What to produce: Print every entry exactly as written and exclude all images.

Web page and app entries:

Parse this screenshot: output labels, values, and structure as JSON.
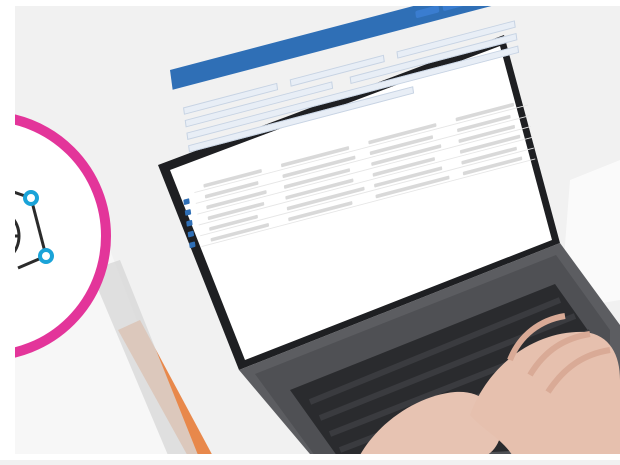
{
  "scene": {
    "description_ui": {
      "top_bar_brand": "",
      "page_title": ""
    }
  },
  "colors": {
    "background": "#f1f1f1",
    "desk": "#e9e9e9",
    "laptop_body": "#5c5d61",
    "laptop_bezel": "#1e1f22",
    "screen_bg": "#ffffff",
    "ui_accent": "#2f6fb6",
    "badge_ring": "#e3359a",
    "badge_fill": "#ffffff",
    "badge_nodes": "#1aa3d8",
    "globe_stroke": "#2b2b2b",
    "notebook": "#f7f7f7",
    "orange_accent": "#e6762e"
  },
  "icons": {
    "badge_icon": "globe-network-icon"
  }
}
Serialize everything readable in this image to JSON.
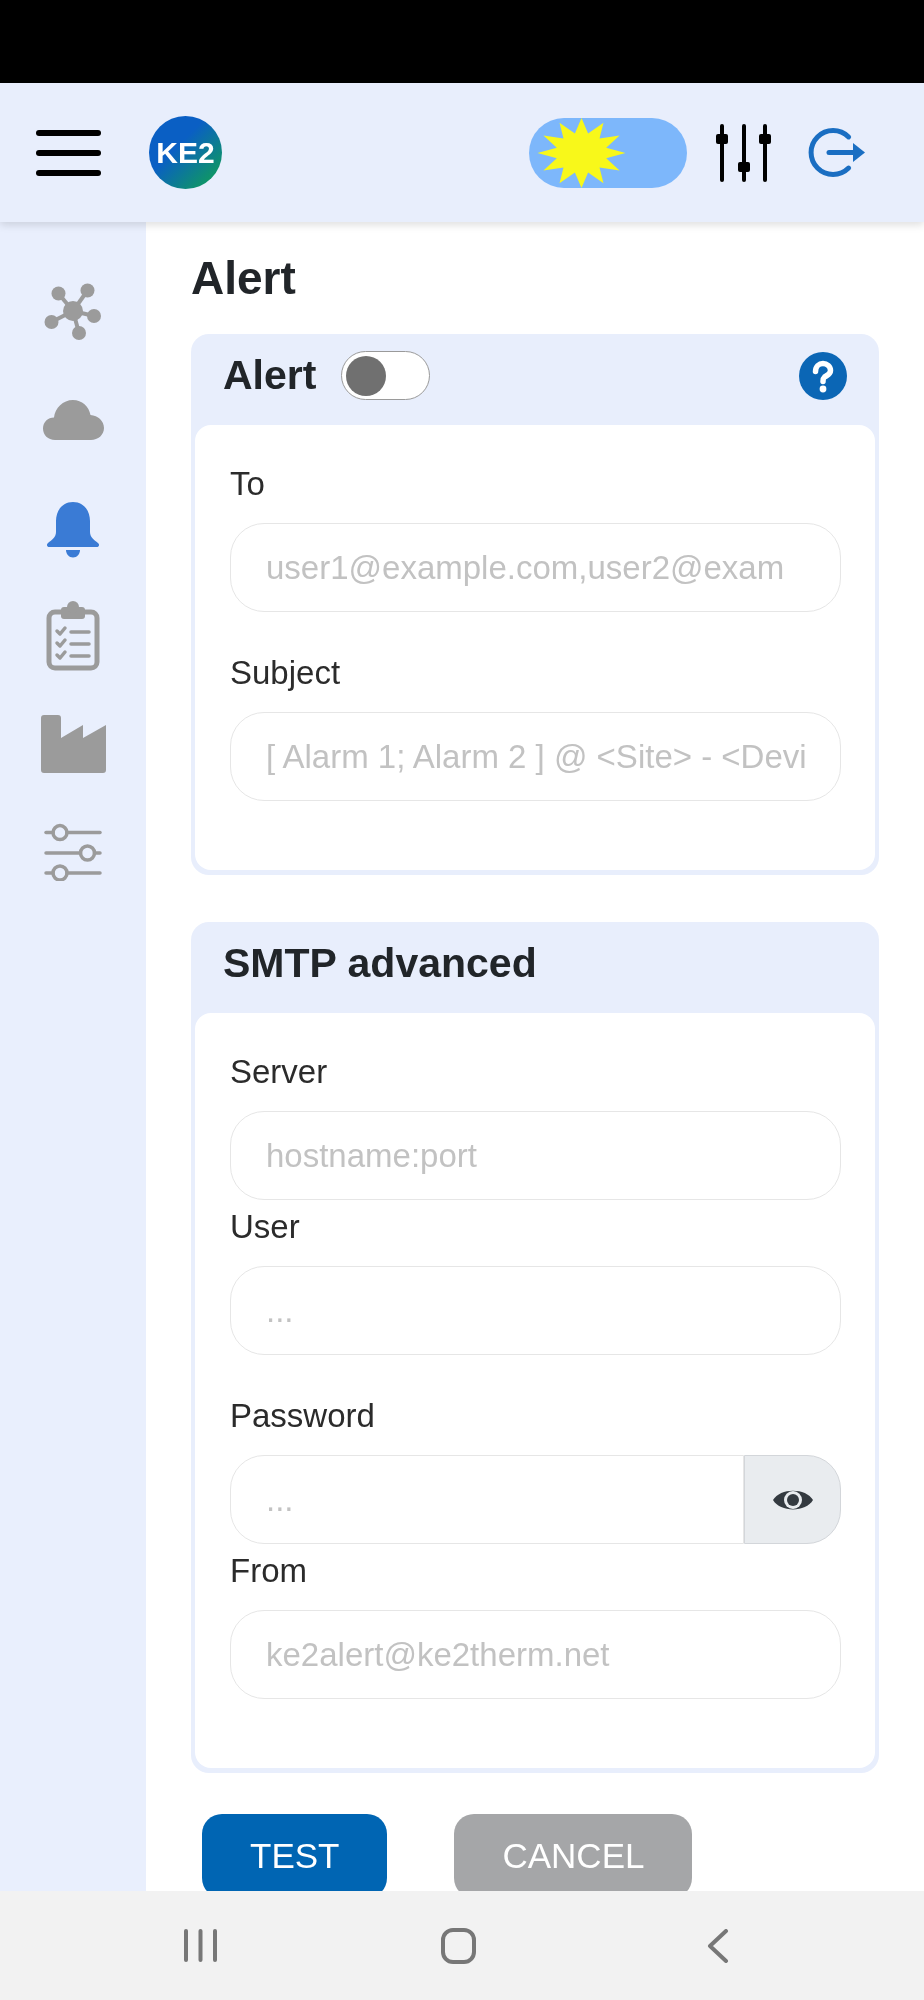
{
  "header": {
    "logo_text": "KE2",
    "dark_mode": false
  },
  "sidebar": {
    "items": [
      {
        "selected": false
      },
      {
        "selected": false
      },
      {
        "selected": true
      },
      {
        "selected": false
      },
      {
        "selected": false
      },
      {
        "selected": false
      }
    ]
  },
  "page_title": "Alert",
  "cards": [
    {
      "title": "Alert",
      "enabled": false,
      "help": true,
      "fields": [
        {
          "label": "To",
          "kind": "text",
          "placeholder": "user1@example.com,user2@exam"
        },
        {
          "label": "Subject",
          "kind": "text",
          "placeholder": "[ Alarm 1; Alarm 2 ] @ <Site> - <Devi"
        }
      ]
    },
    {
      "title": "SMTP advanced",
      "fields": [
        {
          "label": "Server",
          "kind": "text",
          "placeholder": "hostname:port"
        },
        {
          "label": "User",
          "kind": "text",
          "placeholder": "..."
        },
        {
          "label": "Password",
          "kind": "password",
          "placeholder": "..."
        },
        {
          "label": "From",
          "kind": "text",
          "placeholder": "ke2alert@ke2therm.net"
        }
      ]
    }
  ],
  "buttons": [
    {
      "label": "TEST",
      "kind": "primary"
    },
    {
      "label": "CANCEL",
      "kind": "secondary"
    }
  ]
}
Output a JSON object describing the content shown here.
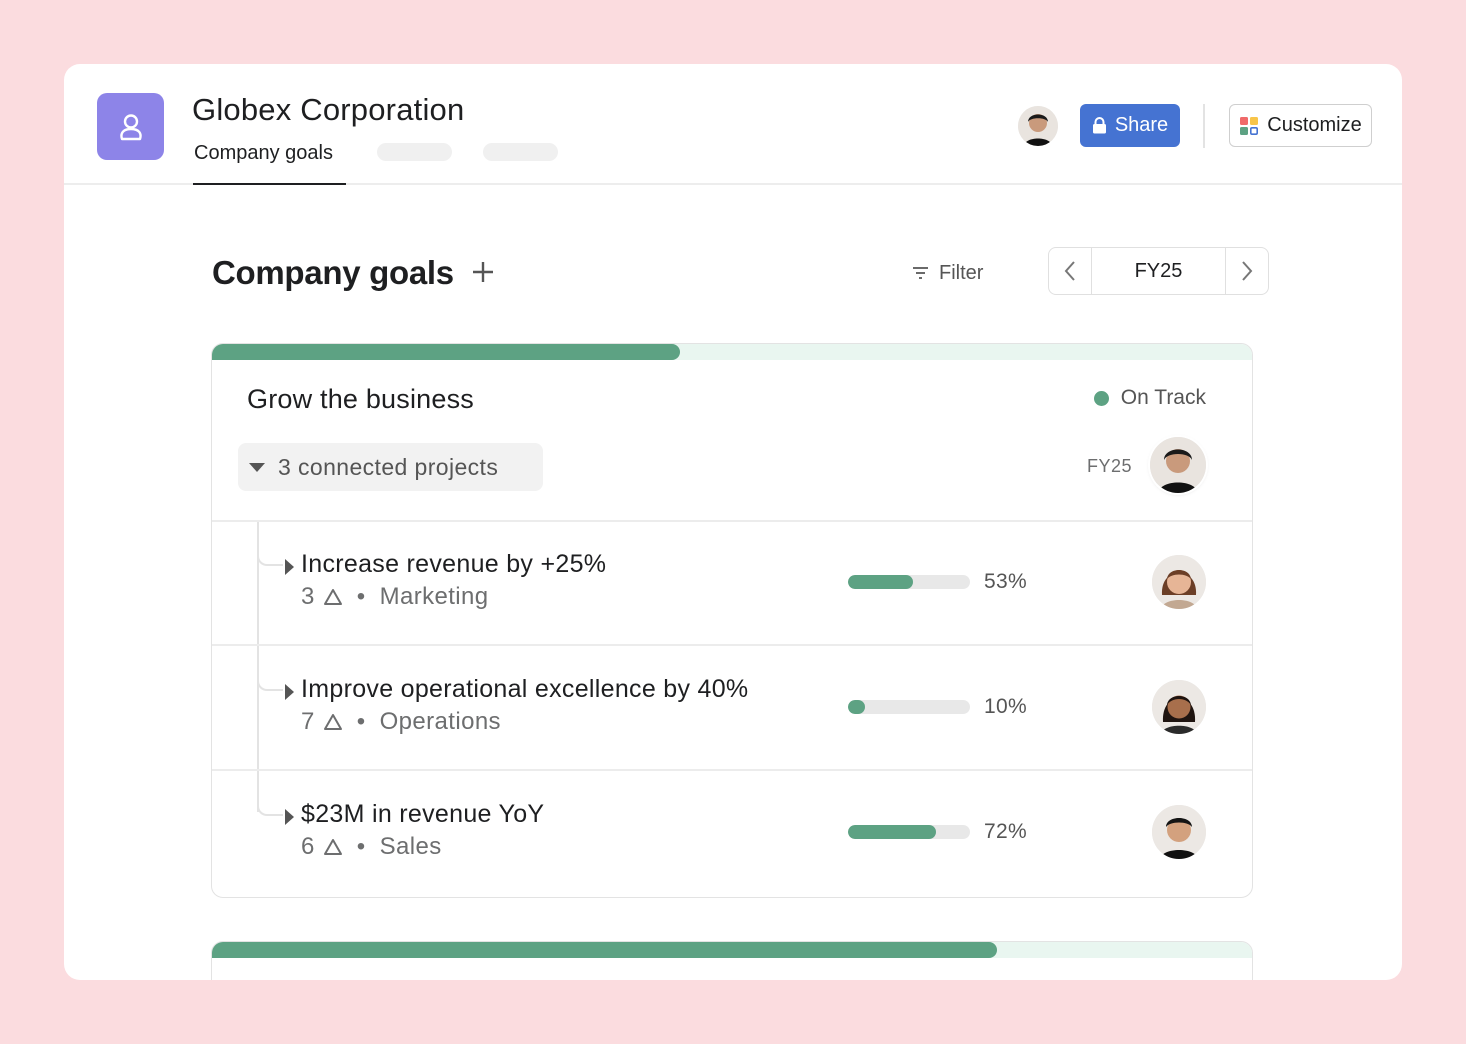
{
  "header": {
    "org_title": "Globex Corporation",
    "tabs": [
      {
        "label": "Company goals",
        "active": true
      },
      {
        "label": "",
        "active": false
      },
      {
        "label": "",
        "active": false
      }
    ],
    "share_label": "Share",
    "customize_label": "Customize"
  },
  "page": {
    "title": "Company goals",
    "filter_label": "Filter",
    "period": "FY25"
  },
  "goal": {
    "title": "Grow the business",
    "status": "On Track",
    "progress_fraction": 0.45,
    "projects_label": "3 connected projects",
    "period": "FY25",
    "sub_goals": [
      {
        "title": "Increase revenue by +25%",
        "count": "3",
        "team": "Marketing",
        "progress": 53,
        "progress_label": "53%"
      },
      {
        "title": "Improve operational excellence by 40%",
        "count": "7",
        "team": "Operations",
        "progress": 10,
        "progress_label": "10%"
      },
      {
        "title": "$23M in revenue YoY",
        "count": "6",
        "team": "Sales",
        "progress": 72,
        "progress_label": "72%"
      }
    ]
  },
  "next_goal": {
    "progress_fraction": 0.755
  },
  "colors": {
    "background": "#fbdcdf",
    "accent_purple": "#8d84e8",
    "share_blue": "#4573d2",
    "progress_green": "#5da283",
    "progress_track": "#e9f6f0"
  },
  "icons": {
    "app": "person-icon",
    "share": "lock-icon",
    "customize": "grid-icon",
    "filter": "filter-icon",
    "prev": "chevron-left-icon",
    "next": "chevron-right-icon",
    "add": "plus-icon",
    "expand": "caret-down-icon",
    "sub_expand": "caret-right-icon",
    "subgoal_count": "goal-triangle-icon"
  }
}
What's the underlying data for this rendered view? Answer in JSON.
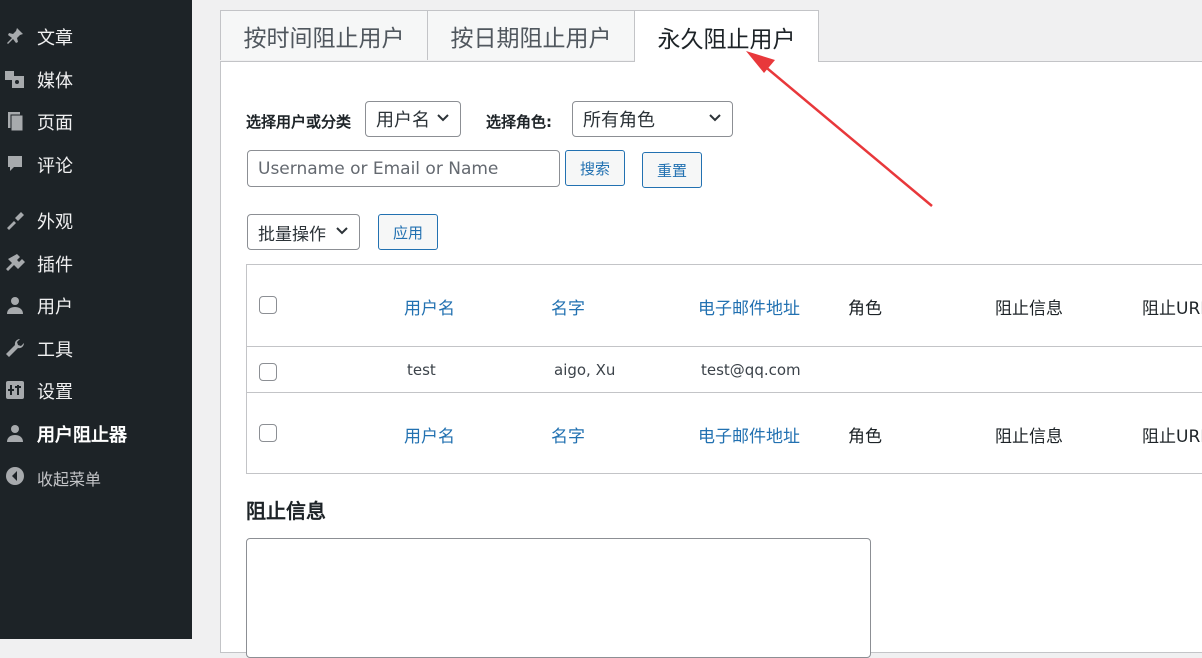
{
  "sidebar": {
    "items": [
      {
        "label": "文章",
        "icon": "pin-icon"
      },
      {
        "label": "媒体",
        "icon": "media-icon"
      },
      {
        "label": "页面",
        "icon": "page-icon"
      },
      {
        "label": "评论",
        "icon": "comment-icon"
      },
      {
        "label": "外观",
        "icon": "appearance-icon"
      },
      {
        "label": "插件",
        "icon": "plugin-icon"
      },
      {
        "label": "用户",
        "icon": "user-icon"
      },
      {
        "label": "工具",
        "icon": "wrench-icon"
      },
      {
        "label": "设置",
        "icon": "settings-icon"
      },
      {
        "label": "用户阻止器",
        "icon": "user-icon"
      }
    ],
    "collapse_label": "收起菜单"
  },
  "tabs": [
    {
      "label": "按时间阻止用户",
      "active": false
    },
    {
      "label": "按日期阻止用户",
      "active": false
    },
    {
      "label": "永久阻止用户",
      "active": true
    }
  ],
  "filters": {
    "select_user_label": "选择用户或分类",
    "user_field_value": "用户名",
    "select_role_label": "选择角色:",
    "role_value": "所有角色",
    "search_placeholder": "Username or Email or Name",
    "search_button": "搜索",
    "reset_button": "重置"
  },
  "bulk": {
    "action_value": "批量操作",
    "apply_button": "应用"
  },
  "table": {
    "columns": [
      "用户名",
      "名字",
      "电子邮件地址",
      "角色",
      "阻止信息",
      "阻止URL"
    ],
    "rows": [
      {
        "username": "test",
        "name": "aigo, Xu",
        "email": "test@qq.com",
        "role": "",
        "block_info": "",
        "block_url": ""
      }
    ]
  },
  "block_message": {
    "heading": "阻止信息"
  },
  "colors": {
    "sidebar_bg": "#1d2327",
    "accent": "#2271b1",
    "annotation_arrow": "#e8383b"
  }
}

Written response:
Parse this screenshot: output labels, values, and structure as JSON.
{
  "scene": {
    "description_ui": {
      "top_bar_brand": "",
      "page_title": ""
    }
  },
  "colors": {
    "background": "#f1f1f1",
    "desk": "#e9e9e9",
    "laptop_body": "#5c5d61",
    "laptop_bezel": "#1e1f22",
    "screen_bg": "#ffffff",
    "ui_accent": "#2f6fb6",
    "badge_ring": "#e3359a",
    "badge_fill": "#ffffff",
    "badge_nodes": "#1aa3d8",
    "globe_stroke": "#2b2b2b",
    "notebook": "#f7f7f7",
    "orange_accent": "#e6762e"
  },
  "icons": {
    "badge_icon": "globe-network-icon"
  }
}
Serialize everything readable in this image to JSON.
{
  "header": {
    "logo_text": "KE2",
    "dark_mode": false
  },
  "sidebar": {
    "items": [
      {
        "selected": false
      },
      {
        "selected": false
      },
      {
        "selected": true
      },
      {
        "selected": false
      },
      {
        "selected": false
      },
      {
        "selected": false
      }
    ]
  },
  "page_title": "Alert",
  "cards": [
    {
      "title": "Alert",
      "enabled": false,
      "help": true,
      "fields": [
        {
          "label": "To",
          "kind": "text",
          "placeholder": "user1@example.com,user2@exam"
        },
        {
          "label": "Subject",
          "kind": "text",
          "placeholder": "[ Alarm 1; Alarm 2 ] @ <Site> - <Devi"
        }
      ]
    },
    {
      "title": "SMTP advanced",
      "fields": [
        {
          "label": "Server",
          "kind": "text",
          "placeholder": "hostname:port"
        },
        {
          "label": "User",
          "kind": "text",
          "placeholder": "..."
        },
        {
          "label": "Password",
          "kind": "password",
          "placeholder": "..."
        },
        {
          "label": "From",
          "kind": "text",
          "placeholder": "ke2alert@ke2therm.net"
        }
      ]
    }
  ],
  "buttons": [
    {
      "label": "TEST",
      "kind": "primary"
    },
    {
      "label": "CANCEL",
      "kind": "secondary"
    }
  ]
}
Output a JSON object describing the content shown here.
{
  "header": {
    "org_title": "Globex Corporation",
    "tabs": [
      {
        "label": "Company goals",
        "active": true
      },
      {
        "label": "",
        "active": false
      },
      {
        "label": "",
        "active": false
      }
    ],
    "share_label": "Share",
    "customize_label": "Customize"
  },
  "page": {
    "title": "Company goals",
    "filter_label": "Filter",
    "period": "FY25"
  },
  "goal": {
    "title": "Grow the business",
    "status": "On Track",
    "progress_fraction": 0.45,
    "projects_label": "3 connected projects",
    "period": "FY25",
    "sub_goals": [
      {
        "title": "Increase revenue by +25%",
        "count": "3",
        "team": "Marketing",
        "progress": 53,
        "progress_label": "53%"
      },
      {
        "title": "Improve operational excellence by 40%",
        "count": "7",
        "team": "Operations",
        "progress": 10,
        "progress_label": "10%"
      },
      {
        "title": "$23M in revenue YoY",
        "count": "6",
        "team": "Sales",
        "progress": 72,
        "progress_label": "72%"
      }
    ]
  },
  "next_goal": {
    "progress_fraction": 0.755
  },
  "colors": {
    "background": "#fbdcdf",
    "accent_purple": "#8d84e8",
    "share_blue": "#4573d2",
    "progress_green": "#5da283",
    "progress_track": "#e9f6f0"
  },
  "icons": {
    "app": "person-icon",
    "share": "lock-icon",
    "customize": "grid-icon",
    "filter": "filter-icon",
    "prev": "chevron-left-icon",
    "next": "chevron-right-icon",
    "add": "plus-icon",
    "expand": "caret-down-icon",
    "sub_expand": "caret-right-icon",
    "subgoal_count": "goal-triangle-icon"
  }
}
What's the underlying data for this rendered view? Answer in JSON.
{
  "sidebar": {
    "items": [
      {
        "label": "文章",
        "icon": "pin-icon"
      },
      {
        "label": "媒体",
        "icon": "media-icon"
      },
      {
        "label": "页面",
        "icon": "page-icon"
      },
      {
        "label": "评论",
        "icon": "comment-icon"
      },
      {
        "label": "外观",
        "icon": "appearance-icon"
      },
      {
        "label": "插件",
        "icon": "plugin-icon"
      },
      {
        "label": "用户",
        "icon": "user-icon"
      },
      {
        "label": "工具",
        "icon": "wrench-icon"
      },
      {
        "label": "设置",
        "icon": "settings-icon"
      },
      {
        "label": "用户阻止器",
        "icon": "user-icon"
      }
    ],
    "collapse_label": "收起菜单"
  },
  "tabs": [
    {
      "label": "按时间阻止用户",
      "active": false
    },
    {
      "label": "按日期阻止用户",
      "active": false
    },
    {
      "label": "永久阻止用户",
      "active": true
    }
  ],
  "filters": {
    "select_user_label": "选择用户或分类",
    "user_field_value": "用户名",
    "select_role_label": "选择角色:",
    "role_value": "所有角色",
    "search_placeholder": "Username or Email or Name",
    "search_button": "搜索",
    "reset_button": "重置"
  },
  "bulk": {
    "action_value": "批量操作",
    "apply_button": "应用"
  },
  "table": {
    "columns": [
      "用户名",
      "名字",
      "电子邮件地址",
      "角色",
      "阻止信息",
      "阻止URL"
    ],
    "rows": [
      {
        "username": "test",
        "name": "aigo, Xu",
        "email": "test@qq.com",
        "role": "",
        "block_info": "",
        "block_url": ""
      }
    ]
  },
  "block_message": {
    "heading": "阻止信息"
  },
  "colors": {
    "sidebar_bg": "#1d2327",
    "accent": "#2271b1",
    "annotation_arrow": "#e8383b"
  }
}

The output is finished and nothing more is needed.